**AVAILABLE DATA**

↓↓↓

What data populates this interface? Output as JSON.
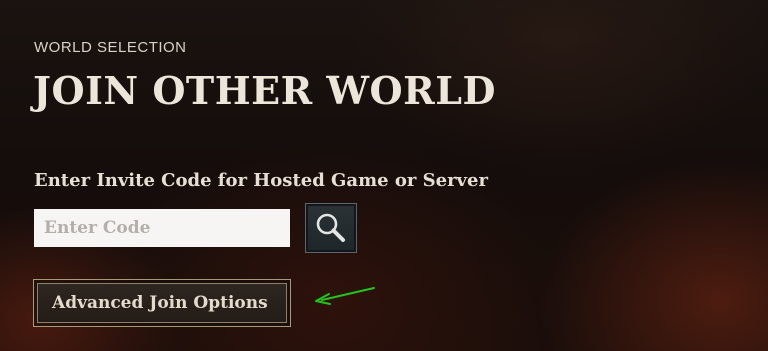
{
  "header": {
    "section_label": "WORLD SELECTION",
    "title": "JOIN OTHER WORLD"
  },
  "invite": {
    "label": "Enter Invite Code for Hosted Game or Server",
    "input_placeholder": "Enter Code",
    "input_value": "",
    "search_icon": "search-icon"
  },
  "advanced": {
    "button_label": "Advanced Join Options"
  },
  "annotation": {
    "arrow_icon": "arrow-icon",
    "arrow_color": "#22c41e"
  },
  "colors": {
    "accent_border": "#a69a7a",
    "search_button_border": "#59656a"
  }
}
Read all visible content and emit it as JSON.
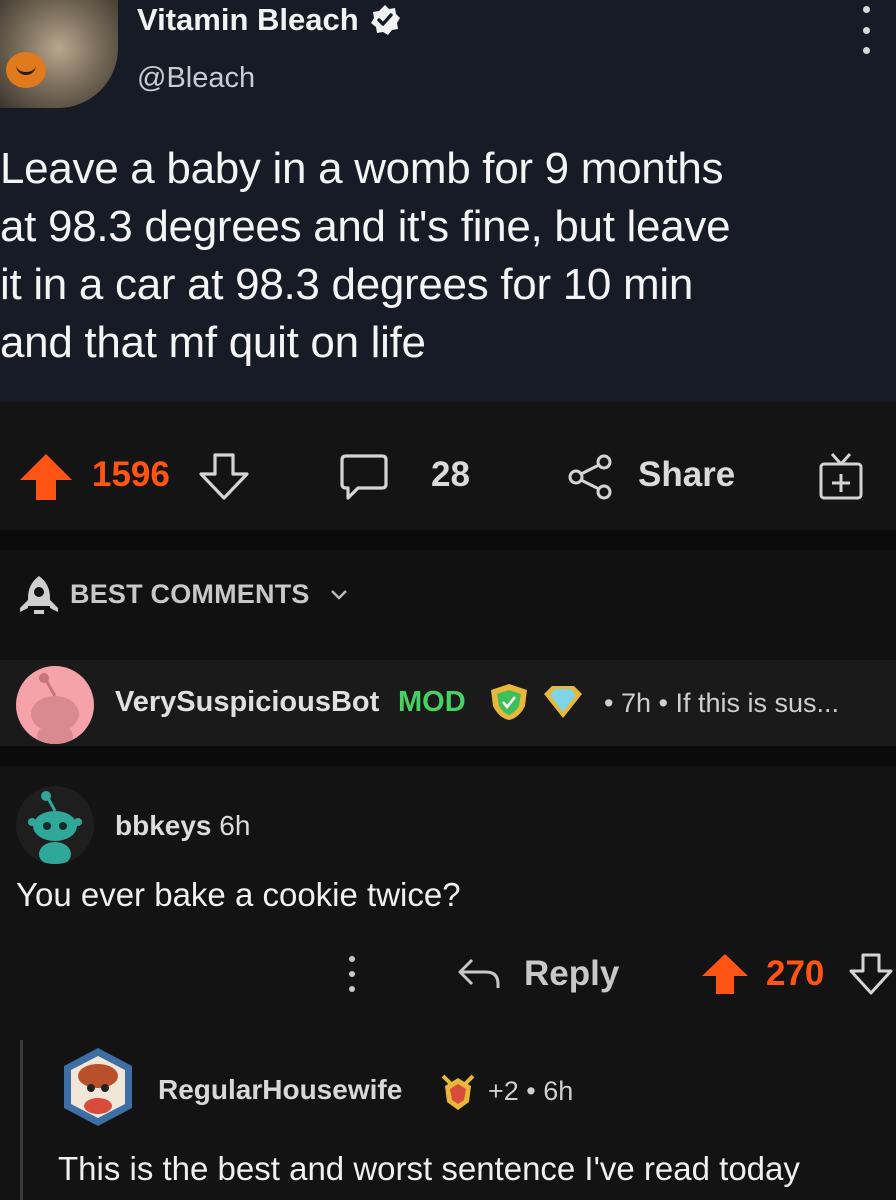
{
  "tweet": {
    "name": "Vitamin Bleach",
    "handle": "@Bleach",
    "lines": [
      "Leave a baby in a womb for 9 months",
      "at 98.3 degrees and it's fine, but leave",
      "it in a car at 98.3 degrees for 10 min",
      "and that mf quit on life"
    ]
  },
  "post_actions": {
    "upvotes": "1596",
    "comments": "28",
    "share_label": "Share"
  },
  "sort": {
    "label": "BEST COMMENTS"
  },
  "mod_comment": {
    "username": "VerySuspiciousBot",
    "tag": "MOD",
    "meta": "• 7h • If this is sus..."
  },
  "comment": {
    "username": "bbkeys",
    "age": "6h",
    "text": "You ever bake a cookie twice?",
    "reply_label": "Reply",
    "votes": "270"
  },
  "reply": {
    "username": "RegularHousewife",
    "meta": "+2 • 6h",
    "text": "This is the best and worst sentence I've read today"
  },
  "colors": {
    "upvote": "#ff5414",
    "mod_green": "#46d160",
    "background": "#121212",
    "tweet_bg": "#161b26"
  },
  "icons": [
    "verified-icon",
    "more-icon",
    "upvote-icon",
    "downvote-icon",
    "comment-icon",
    "share-icon",
    "award-icon",
    "rocket-icon",
    "chevron-down-icon",
    "reply-icon"
  ]
}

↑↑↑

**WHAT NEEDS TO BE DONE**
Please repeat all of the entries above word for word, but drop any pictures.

**TASK RESULT**
What data populates this interface? Output as JSON.
{
  "header": {
    "section_label": "WORLD SELECTION",
    "title": "JOIN OTHER WORLD"
  },
  "invite": {
    "label": "Enter Invite Code for Hosted Game or Server",
    "input_placeholder": "Enter Code",
    "input_value": "",
    "search_icon": "search-icon"
  },
  "advanced": {
    "button_label": "Advanced Join Options"
  },
  "annotation": {
    "arrow_icon": "arrow-icon",
    "arrow_color": "#22c41e"
  },
  "colors": {
    "accent_border": "#a69a7a",
    "search_button_border": "#59656a"
  }
}
Read all visible content and emit it as JSON.
{
  "tweet": {
    "name": "Vitamin Bleach",
    "handle": "@Bleach",
    "lines": [
      "Leave a baby in a womb for 9 months",
      "at 98.3 degrees and it's fine, but leave",
      "it in a car at 98.3 degrees for 10 min",
      "and that mf quit on life"
    ]
  },
  "post_actions": {
    "upvotes": "1596",
    "comments": "28",
    "share_label": "Share"
  },
  "sort": {
    "label": "BEST COMMENTS"
  },
  "mod_comment": {
    "username": "VerySuspiciousBot",
    "tag": "MOD",
    "meta": "• 7h • If this is sus..."
  },
  "comment": {
    "username": "bbkeys",
    "age": "6h",
    "text": "You ever bake a cookie twice?",
    "reply_label": "Reply",
    "votes": "270"
  },
  "reply": {
    "username": "RegularHousewife",
    "meta": "+2 • 6h",
    "text": "This is the best and worst sentence I've read today"
  },
  "colors": {
    "upvote": "#ff5414",
    "mod_green": "#46d160",
    "background": "#121212",
    "tweet_bg": "#161b26"
  },
  "icons": [
    "verified-icon",
    "more-icon",
    "upvote-icon",
    "downvote-icon",
    "comment-icon",
    "share-icon",
    "award-icon",
    "rocket-icon",
    "chevron-down-icon",
    "reply-icon"
  ]
}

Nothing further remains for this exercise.